◆ Records from a dataset
--------------------------------

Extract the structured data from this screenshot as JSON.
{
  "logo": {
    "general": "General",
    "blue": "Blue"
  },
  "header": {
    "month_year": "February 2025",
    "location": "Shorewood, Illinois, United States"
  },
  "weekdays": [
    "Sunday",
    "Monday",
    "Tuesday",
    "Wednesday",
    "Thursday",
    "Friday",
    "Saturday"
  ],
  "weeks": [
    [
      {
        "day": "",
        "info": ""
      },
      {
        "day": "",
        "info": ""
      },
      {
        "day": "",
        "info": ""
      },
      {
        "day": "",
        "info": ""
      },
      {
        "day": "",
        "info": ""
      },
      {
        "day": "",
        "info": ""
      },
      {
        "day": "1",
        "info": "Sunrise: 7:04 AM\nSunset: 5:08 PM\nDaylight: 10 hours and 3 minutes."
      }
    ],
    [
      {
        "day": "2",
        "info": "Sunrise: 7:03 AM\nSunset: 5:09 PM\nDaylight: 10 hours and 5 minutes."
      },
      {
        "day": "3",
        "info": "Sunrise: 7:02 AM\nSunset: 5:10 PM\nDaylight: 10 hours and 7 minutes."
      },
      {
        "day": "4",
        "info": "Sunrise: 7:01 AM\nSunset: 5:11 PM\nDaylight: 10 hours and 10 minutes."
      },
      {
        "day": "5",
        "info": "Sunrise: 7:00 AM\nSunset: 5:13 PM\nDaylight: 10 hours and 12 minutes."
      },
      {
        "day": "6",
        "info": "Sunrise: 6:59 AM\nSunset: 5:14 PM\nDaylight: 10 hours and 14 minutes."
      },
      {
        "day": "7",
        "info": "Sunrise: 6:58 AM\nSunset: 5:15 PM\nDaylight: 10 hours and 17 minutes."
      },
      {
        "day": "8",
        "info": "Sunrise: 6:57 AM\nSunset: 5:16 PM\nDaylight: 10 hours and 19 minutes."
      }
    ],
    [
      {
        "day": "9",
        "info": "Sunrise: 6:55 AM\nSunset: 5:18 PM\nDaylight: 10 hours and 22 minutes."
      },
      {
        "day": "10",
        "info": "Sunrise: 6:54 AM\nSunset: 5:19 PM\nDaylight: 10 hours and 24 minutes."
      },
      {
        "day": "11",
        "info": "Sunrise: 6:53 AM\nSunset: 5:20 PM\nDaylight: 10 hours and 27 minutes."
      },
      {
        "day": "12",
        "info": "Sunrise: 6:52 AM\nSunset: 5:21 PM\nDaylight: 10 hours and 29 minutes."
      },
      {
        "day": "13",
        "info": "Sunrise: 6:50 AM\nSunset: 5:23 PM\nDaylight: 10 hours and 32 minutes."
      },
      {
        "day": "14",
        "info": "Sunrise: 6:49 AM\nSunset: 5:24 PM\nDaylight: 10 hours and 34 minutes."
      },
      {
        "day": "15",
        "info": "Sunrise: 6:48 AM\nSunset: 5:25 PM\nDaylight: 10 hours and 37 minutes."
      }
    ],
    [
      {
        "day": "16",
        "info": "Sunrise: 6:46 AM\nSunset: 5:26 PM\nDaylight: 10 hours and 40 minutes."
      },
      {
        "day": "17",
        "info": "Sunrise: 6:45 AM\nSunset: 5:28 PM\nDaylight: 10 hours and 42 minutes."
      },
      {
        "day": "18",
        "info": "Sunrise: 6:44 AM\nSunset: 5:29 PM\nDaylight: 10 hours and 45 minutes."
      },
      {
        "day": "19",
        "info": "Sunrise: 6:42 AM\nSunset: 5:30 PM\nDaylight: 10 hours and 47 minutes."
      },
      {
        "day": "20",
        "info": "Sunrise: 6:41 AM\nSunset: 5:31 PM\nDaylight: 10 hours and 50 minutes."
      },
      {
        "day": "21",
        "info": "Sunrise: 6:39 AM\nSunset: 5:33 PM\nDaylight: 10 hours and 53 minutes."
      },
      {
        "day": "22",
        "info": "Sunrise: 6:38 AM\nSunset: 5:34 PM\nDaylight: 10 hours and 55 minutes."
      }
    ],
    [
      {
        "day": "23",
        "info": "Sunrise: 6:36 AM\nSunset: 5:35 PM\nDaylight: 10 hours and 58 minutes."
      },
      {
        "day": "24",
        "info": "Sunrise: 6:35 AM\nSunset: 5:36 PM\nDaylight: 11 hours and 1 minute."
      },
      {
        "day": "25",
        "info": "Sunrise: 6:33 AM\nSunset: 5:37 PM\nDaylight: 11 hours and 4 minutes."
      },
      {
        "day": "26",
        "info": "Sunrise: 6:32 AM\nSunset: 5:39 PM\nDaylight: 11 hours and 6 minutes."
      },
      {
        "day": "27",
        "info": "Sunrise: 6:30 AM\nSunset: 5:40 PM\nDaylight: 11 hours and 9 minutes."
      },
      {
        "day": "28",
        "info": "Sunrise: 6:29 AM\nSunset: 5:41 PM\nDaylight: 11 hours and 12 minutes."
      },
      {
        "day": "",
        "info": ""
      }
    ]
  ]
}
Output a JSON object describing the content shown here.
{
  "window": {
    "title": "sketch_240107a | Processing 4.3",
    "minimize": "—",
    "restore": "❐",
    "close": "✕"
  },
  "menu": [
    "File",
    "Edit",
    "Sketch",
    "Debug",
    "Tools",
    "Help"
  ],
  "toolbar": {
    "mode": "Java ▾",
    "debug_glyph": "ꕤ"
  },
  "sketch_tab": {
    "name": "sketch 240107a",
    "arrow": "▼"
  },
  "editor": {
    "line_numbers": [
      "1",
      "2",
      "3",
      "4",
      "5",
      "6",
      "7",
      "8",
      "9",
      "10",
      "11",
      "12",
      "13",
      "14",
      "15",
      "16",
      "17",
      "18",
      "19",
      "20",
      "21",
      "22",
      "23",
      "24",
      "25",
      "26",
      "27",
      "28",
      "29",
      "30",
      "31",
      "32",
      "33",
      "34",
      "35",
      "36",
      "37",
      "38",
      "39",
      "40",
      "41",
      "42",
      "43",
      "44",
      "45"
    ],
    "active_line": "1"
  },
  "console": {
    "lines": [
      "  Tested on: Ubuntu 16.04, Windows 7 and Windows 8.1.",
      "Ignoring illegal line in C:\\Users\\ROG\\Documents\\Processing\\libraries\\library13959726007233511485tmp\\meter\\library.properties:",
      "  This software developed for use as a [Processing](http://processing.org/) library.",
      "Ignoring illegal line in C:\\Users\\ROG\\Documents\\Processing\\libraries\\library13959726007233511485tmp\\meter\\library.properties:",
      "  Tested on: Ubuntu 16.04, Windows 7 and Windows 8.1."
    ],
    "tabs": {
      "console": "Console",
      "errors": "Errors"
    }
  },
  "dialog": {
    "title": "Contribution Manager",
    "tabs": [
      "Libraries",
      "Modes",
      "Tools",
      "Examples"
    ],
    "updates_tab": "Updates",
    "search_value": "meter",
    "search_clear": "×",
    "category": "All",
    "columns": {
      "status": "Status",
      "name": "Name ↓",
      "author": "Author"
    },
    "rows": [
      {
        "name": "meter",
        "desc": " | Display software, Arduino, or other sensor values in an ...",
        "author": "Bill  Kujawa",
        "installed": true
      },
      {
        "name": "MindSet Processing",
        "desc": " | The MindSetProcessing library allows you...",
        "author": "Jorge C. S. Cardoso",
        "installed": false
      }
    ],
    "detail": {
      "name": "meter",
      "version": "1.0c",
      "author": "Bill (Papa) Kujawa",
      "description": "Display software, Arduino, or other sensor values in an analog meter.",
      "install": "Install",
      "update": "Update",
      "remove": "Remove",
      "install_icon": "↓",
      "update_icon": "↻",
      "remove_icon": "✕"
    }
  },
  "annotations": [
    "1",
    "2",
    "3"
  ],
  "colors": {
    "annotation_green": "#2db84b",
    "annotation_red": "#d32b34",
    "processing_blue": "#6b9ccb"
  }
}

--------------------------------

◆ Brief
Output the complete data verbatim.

◆ Your solution
Extract the structured data from this screenshot as JSON.
{
  "logo": {
    "general": "General",
    "blue": "Blue"
  },
  "header": {
    "month_year": "February 2025",
    "location": "Shorewood, Illinois, United States"
  },
  "weekdays": [
    "Sunday",
    "Monday",
    "Tuesday",
    "Wednesday",
    "Thursday",
    "Friday",
    "Saturday"
  ],
  "weeks": [
    [
      {
        "day": "",
        "info": ""
      },
      {
        "day": "",
        "info": ""
      },
      {
        "day": "",
        "info": ""
      },
      {
        "day": "",
        "info": ""
      },
      {
        "day": "",
        "info": ""
      },
      {
        "day": "",
        "info": ""
      },
      {
        "day": "1",
        "info": "Sunrise: 7:04 AM\nSunset: 5:08 PM\nDaylight: 10 hours and 3 minutes."
      }
    ],
    [
      {
        "day": "2",
        "info": "Sunrise: 7:03 AM\nSunset: 5:09 PM\nDaylight: 10 hours and 5 minutes."
      },
      {
        "day": "3",
        "info": "Sunrise: 7:02 AM\nSunset: 5:10 PM\nDaylight: 10 hours and 7 minutes."
      },
      {
        "day": "4",
        "info": "Sunrise: 7:01 AM\nSunset: 5:11 PM\nDaylight: 10 hours and 10 minutes."
      },
      {
        "day": "5",
        "info": "Sunrise: 7:00 AM\nSunset: 5:13 PM\nDaylight: 10 hours and 12 minutes."
      },
      {
        "day": "6",
        "info": "Sunrise: 6:59 AM\nSunset: 5:14 PM\nDaylight: 10 hours and 14 minutes."
      },
      {
        "day": "7",
        "info": "Sunrise: 6:58 AM\nSunset: 5:15 PM\nDaylight: 10 hours and 17 minutes."
      },
      {
        "day": "8",
        "info": "Sunrise: 6:57 AM\nSunset: 5:16 PM\nDaylight: 10 hours and 19 minutes."
      }
    ],
    [
      {
        "day": "9",
        "info": "Sunrise: 6:55 AM\nSunset: 5:18 PM\nDaylight: 10 hours and 22 minutes."
      },
      {
        "day": "10",
        "info": "Sunrise: 6:54 AM\nSunset: 5:19 PM\nDaylight: 10 hours and 24 minutes."
      },
      {
        "day": "11",
        "info": "Sunrise: 6:53 AM\nSunset: 5:20 PM\nDaylight: 10 hours and 27 minutes."
      },
      {
        "day": "12",
        "info": "Sunrise: 6:52 AM\nSunset: 5:21 PM\nDaylight: 10 hours and 29 minutes."
      },
      {
        "day": "13",
        "info": "Sunrise: 6:50 AM\nSunset: 5:23 PM\nDaylight: 10 hours and 32 minutes."
      },
      {
        "day": "14",
        "info": "Sunrise: 6:49 AM\nSunset: 5:24 PM\nDaylight: 10 hours and 34 minutes."
      },
      {
        "day": "15",
        "info": "Sunrise: 6:48 AM\nSunset: 5:25 PM\nDaylight: 10 hours and 37 minutes."
      }
    ],
    [
      {
        "day": "16",
        "info": "Sunrise: 6:46 AM\nSunset: 5:26 PM\nDaylight: 10 hours and 40 minutes."
      },
      {
        "day": "17",
        "info": "Sunrise: 6:45 AM\nSunset: 5:28 PM\nDaylight: 10 hours and 42 minutes."
      },
      {
        "day": "18",
        "info": "Sunrise: 6:44 AM\nSunset: 5:29 PM\nDaylight: 10 hours and 45 minutes."
      },
      {
        "day": "19",
        "info": "Sunrise: 6:42 AM\nSunset: 5:30 PM\nDaylight: 10 hours and 47 minutes."
      },
      {
        "day": "20",
        "info": "Sunrise: 6:41 AM\nSunset: 5:31 PM\nDaylight: 10 hours and 50 minutes."
      },
      {
        "day": "21",
        "info": "Sunrise: 6:39 AM\nSunset: 5:33 PM\nDaylight: 10 hours and 53 minutes."
      },
      {
        "day": "22",
        "info": "Sunrise: 6:38 AM\nSunset: 5:34 PM\nDaylight: 10 hours and 55 minutes."
      }
    ],
    [
      {
        "day": "23",
        "info": "Sunrise: 6:36 AM\nSunset: 5:35 PM\nDaylight: 10 hours and 58 minutes."
      },
      {
        "day": "24",
        "info": "Sunrise: 6:35 AM\nSunset: 5:36 PM\nDaylight: 11 hours and 1 minute."
      },
      {
        "day": "25",
        "info": "Sunrise: 6:33 AM\nSunset: 5:37 PM\nDaylight: 11 hours and 4 minutes."
      },
      {
        "day": "26",
        "info": "Sunrise: 6:32 AM\nSunset: 5:39 PM\nDaylight: 11 hours and 6 minutes."
      },
      {
        "day": "27",
        "info": "Sunrise: 6:30 AM\nSunset: 5:40 PM\nDaylight: 11 hours and 9 minutes."
      },
      {
        "day": "28",
        "info": "Sunrise: 6:29 AM\nSunset: 5:41 PM\nDaylight: 11 hours and 12 minutes."
      },
      {
        "day": "",
        "info": ""
      }
    ]
  ]
}
Output a JSON object describing the content shown here.
{
  "window": {
    "title": "sketch_240107a | Processing 4.3",
    "minimize": "—",
    "restore": "❐",
    "close": "✕"
  },
  "menu": [
    "File",
    "Edit",
    "Sketch",
    "Debug",
    "Tools",
    "Help"
  ],
  "toolbar": {
    "mode": "Java ▾",
    "debug_glyph": "ꕤ"
  },
  "sketch_tab": {
    "name": "sketch 240107a",
    "arrow": "▼"
  },
  "editor": {
    "line_numbers": [
      "1",
      "2",
      "3",
      "4",
      "5",
      "6",
      "7",
      "8",
      "9",
      "10",
      "11",
      "12",
      "13",
      "14",
      "15",
      "16",
      "17",
      "18",
      "19",
      "20",
      "21",
      "22",
      "23",
      "24",
      "25",
      "26",
      "27",
      "28",
      "29",
      "30",
      "31",
      "32",
      "33",
      "34",
      "35",
      "36",
      "37",
      "38",
      "39",
      "40",
      "41",
      "42",
      "43",
      "44",
      "45"
    ],
    "active_line": "1"
  },
  "console": {
    "lines": [
      "  Tested on: Ubuntu 16.04, Windows 7 and Windows 8.1.",
      "Ignoring illegal line in C:\\Users\\ROG\\Documents\\Processing\\libraries\\library13959726007233511485tmp\\meter\\library.properties:",
      "  This software developed for use as a [Processing](http://processing.org/) library.",
      "Ignoring illegal line in C:\\Users\\ROG\\Documents\\Processing\\libraries\\library13959726007233511485tmp\\meter\\library.properties:",
      "  Tested on: Ubuntu 16.04, Windows 7 and Windows 8.1."
    ],
    "tabs": {
      "console": "Console",
      "errors": "Errors"
    }
  },
  "dialog": {
    "title": "Contribution Manager",
    "tabs": [
      "Libraries",
      "Modes",
      "Tools",
      "Examples"
    ],
    "updates_tab": "Updates",
    "search_value": "meter",
    "search_clear": "×",
    "category": "All",
    "columns": {
      "status": "Status",
      "name": "Name ↓",
      "author": "Author"
    },
    "rows": [
      {
        "name": "meter",
        "desc": " | Display software, Arduino, or other sensor values in an ...",
        "author": "Bill  Kujawa",
        "installed": true
      },
      {
        "name": "MindSet Processing",
        "desc": " | The MindSetProcessing library allows you...",
        "author": "Jorge C. S. Cardoso",
        "installed": false
      }
    ],
    "detail": {
      "name": "meter",
      "version": "1.0c",
      "author": "Bill (Papa) Kujawa",
      "description": "Display software, Arduino, or other sensor values in an analog meter.",
      "install": "Install",
      "update": "Update",
      "remove": "Remove",
      "install_icon": "↓",
      "update_icon": "↻",
      "remove_icon": "✕"
    }
  },
  "annotations": [
    "1",
    "2",
    "3"
  ],
  "colors": {
    "annotation_green": "#2db84b",
    "annotation_red": "#d32b34",
    "processing_blue": "#6b9ccb"
  }
}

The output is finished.